▼

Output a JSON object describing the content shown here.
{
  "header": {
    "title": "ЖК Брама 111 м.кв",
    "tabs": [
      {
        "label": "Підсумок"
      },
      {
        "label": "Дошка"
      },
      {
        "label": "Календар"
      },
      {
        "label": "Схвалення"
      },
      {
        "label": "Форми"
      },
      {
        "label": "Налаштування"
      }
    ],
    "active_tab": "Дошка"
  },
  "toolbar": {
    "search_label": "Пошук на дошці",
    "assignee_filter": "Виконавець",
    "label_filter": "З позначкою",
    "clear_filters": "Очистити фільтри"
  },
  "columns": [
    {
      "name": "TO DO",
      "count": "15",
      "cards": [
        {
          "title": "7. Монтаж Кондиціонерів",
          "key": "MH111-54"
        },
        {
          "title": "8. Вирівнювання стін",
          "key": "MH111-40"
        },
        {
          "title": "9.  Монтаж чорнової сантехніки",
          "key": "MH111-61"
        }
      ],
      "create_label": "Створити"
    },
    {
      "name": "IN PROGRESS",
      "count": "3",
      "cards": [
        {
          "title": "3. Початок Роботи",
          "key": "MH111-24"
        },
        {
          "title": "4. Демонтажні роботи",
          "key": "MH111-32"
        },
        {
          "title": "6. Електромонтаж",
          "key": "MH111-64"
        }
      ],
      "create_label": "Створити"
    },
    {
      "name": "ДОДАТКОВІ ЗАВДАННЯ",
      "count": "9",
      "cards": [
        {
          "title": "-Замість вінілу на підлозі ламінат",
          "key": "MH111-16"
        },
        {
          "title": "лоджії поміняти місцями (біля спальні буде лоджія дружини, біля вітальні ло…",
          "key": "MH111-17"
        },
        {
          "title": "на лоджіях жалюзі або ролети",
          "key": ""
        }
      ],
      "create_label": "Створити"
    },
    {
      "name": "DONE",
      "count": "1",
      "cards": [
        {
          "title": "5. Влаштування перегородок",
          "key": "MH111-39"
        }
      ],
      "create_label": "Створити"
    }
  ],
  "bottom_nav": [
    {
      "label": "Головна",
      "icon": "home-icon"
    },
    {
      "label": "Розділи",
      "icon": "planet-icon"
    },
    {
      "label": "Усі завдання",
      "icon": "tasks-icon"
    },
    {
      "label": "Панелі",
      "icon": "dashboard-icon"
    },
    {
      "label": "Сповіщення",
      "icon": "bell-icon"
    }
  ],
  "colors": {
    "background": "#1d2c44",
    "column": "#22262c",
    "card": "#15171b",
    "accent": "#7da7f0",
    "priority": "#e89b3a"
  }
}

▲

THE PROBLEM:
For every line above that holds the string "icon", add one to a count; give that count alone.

ANSWER FOR THIS EXERCISE:
5